* [Saved entries]
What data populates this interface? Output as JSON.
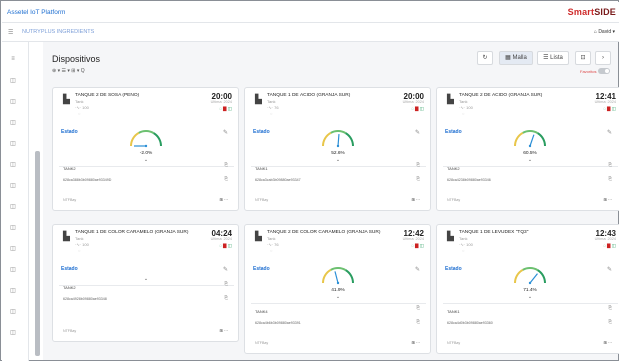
{
  "app": {
    "title": "Assetel IoT Platform",
    "brand_a": "Smart",
    "brand_b": "SIDE"
  },
  "subbar": {
    "menu_icon": "☰",
    "breadcrumb": "NUTRYPLUS INGREDIENTS",
    "user_icon": "home-icon",
    "user": "David ▾"
  },
  "sidebar": {
    "icons": [
      "≡",
      "◫",
      "◫",
      "◫",
      "◫",
      "◫",
      "◫",
      "◫",
      "◫",
      "◫",
      "◫",
      "◫",
      "◫",
      "◫"
    ]
  },
  "main": {
    "title": "Dispositivos",
    "filters": "⊕ ▾ ☰ ▾ ⊞ ▾ Q",
    "views": {
      "refresh": "↻",
      "grid": "▦ Malla",
      "list": "☰ Lista",
      "extra1": "⊡",
      "extra2": "›"
    },
    "favoritos": "Favoritos"
  },
  "cards": [
    {
      "name": "TANQUE 2 DE SOSA (PENO)",
      "type": "Tank",
      "time": "20:00",
      "date": "Ultima: 2024",
      "signal": "·∿· 100",
      "estado": "Estado",
      "value": "-2.0%",
      "level": 0.0,
      "tag": "TANK2",
      "id": "628ca388b3b09880ae93349D",
      "foot": "NTFBay",
      "foot_r": "⊞ ···"
    },
    {
      "name": "TANQUE 1 DE ÁCIDO (GRANJA SUR)",
      "type": "Tank",
      "time": "20:00",
      "date": "Ultima: 2024",
      "signal": "·∿· 76",
      "estado": "Estado",
      "value": "52.6%",
      "level": 0.526,
      "tag": "TANK1",
      "id": "628ca3cab3b09880ae93347",
      "foot": "NTFBay",
      "foot_r": "⊞ ···"
    },
    {
      "name": "TANQUE 2 DE ÁCIDO (GRANJA SUR)",
      "type": "Tank",
      "time": "12:41",
      "date": "Ultima: 2024",
      "signal": "·∿· 100",
      "estado": "Estado",
      "value": "60.5%",
      "level": 0.605,
      "tag": "TANK2",
      "id": "628ca4238b09880ae93346",
      "foot": "NTFBay",
      "foot_r": "⊞ ···"
    },
    {
      "name": "TANQUE 1 DE COLOR CARAMELO (GRANJA SUR)",
      "type": "Tank",
      "time": "04:24",
      "date": "Ultima: 2024",
      "signal": "·∿· 100",
      "estado": "Estado",
      "value": "",
      "level": null,
      "tag": "TANK2",
      "id": "628ca4928b09880ae93348",
      "foot": "NTFBay",
      "foot_r": "⊞ ···"
    },
    {
      "name": "TANQUE 2 DE COLOR CARAMELO (GRANJA SUR)",
      "type": "Tank",
      "time": "12:42",
      "date": "Ultima: 2024",
      "signal": "·∿· 76",
      "estado": "Estado",
      "value": "41.9%",
      "level": 0.419,
      "tag": "TANK4",
      "id": "628ca4b6b3b09880ae93391",
      "foot": "NTFBay",
      "foot_r": "⊞ ···"
    },
    {
      "name": "TANQUE 1 DE LEVUDEX \"TQ3\"",
      "type": "Tank",
      "time": "12:43",
      "date": "Ultima: 2024",
      "signal": "·∿· 100",
      "estado": "Estado",
      "value": "71.4%",
      "level": 0.714,
      "tag": "TANK1",
      "id": "628ca4d0b3b09880ae93360",
      "foot": "NTFBay",
      "foot_r": "⊞ ···"
    }
  ],
  "colors": {
    "accent": "#1f6fd1",
    "gauge_low": "#e8c64a",
    "gauge_mid": "#6cc070",
    "gauge_high": "#2a9d60",
    "needle": "#2b8fd6"
  }
}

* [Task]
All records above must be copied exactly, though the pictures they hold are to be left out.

* [Expected output]
What data populates this interface? Output as JSON.
{
  "app": {
    "title": "Assetel IoT Platform",
    "brand_a": "Smart",
    "brand_b": "SIDE"
  },
  "subbar": {
    "menu_icon": "☰",
    "breadcrumb": "NUTRYPLUS INGREDIENTS",
    "user_icon": "home-icon",
    "user": "David ▾"
  },
  "sidebar": {
    "icons": [
      "≡",
      "◫",
      "◫",
      "◫",
      "◫",
      "◫",
      "◫",
      "◫",
      "◫",
      "◫",
      "◫",
      "◫",
      "◫",
      "◫"
    ]
  },
  "main": {
    "title": "Dispositivos",
    "filters": "⊕ ▾ ☰ ▾ ⊞ ▾ Q",
    "views": {
      "refresh": "↻",
      "grid": "▦ Malla",
      "list": "☰ Lista",
      "extra1": "⊡",
      "extra2": "›"
    },
    "favoritos": "Favoritos"
  },
  "cards": [
    {
      "name": "TANQUE 2 DE SOSA (PENO)",
      "type": "Tank",
      "time": "20:00",
      "date": "Ultima: 2024",
      "signal": "·∿· 100",
      "estado": "Estado",
      "value": "-2.0%",
      "level": 0.0,
      "tag": "TANK2",
      "id": "628ca388b3b09880ae93349D",
      "foot": "NTFBay",
      "foot_r": "⊞ ···"
    },
    {
      "name": "TANQUE 1 DE ÁCIDO (GRANJA SUR)",
      "type": "Tank",
      "time": "20:00",
      "date": "Ultima: 2024",
      "signal": "·∿· 76",
      "estado": "Estado",
      "value": "52.6%",
      "level": 0.526,
      "tag": "TANK1",
      "id": "628ca3cab3b09880ae93347",
      "foot": "NTFBay",
      "foot_r": "⊞ ···"
    },
    {
      "name": "TANQUE 2 DE ÁCIDO (GRANJA SUR)",
      "type": "Tank",
      "time": "12:41",
      "date": "Ultima: 2024",
      "signal": "·∿· 100",
      "estado": "Estado",
      "value": "60.5%",
      "level": 0.605,
      "tag": "TANK2",
      "id": "628ca4238b09880ae93346",
      "foot": "NTFBay",
      "foot_r": "⊞ ···"
    },
    {
      "name": "TANQUE 1 DE COLOR CARAMELO (GRANJA SUR)",
      "type": "Tank",
      "time": "04:24",
      "date": "Ultima: 2024",
      "signal": "·∿· 100",
      "estado": "Estado",
      "value": "",
      "level": null,
      "tag": "TANK2",
      "id": "628ca4928b09880ae93348",
      "foot": "NTFBay",
      "foot_r": "⊞ ···"
    },
    {
      "name": "TANQUE 2 DE COLOR CARAMELO (GRANJA SUR)",
      "type": "Tank",
      "time": "12:42",
      "date": "Ultima: 2024",
      "signal": "·∿· 76",
      "estado": "Estado",
      "value": "41.9%",
      "level": 0.419,
      "tag": "TANK4",
      "id": "628ca4b6b3b09880ae93391",
      "foot": "NTFBay",
      "foot_r": "⊞ ···"
    },
    {
      "name": "TANQUE 1 DE LEVUDEX \"TQ3\"",
      "type": "Tank",
      "time": "12:43",
      "date": "Ultima: 2024",
      "signal": "·∿· 100",
      "estado": "Estado",
      "value": "71.4%",
      "level": 0.714,
      "tag": "TANK1",
      "id": "628ca4d0b3b09880ae93360",
      "foot": "NTFBay",
      "foot_r": "⊞ ···"
    }
  ],
  "colors": {
    "accent": "#1f6fd1",
    "gauge_low": "#e8c64a",
    "gauge_mid": "#6cc070",
    "gauge_high": "#2a9d60",
    "needle": "#2b8fd6"
  }
}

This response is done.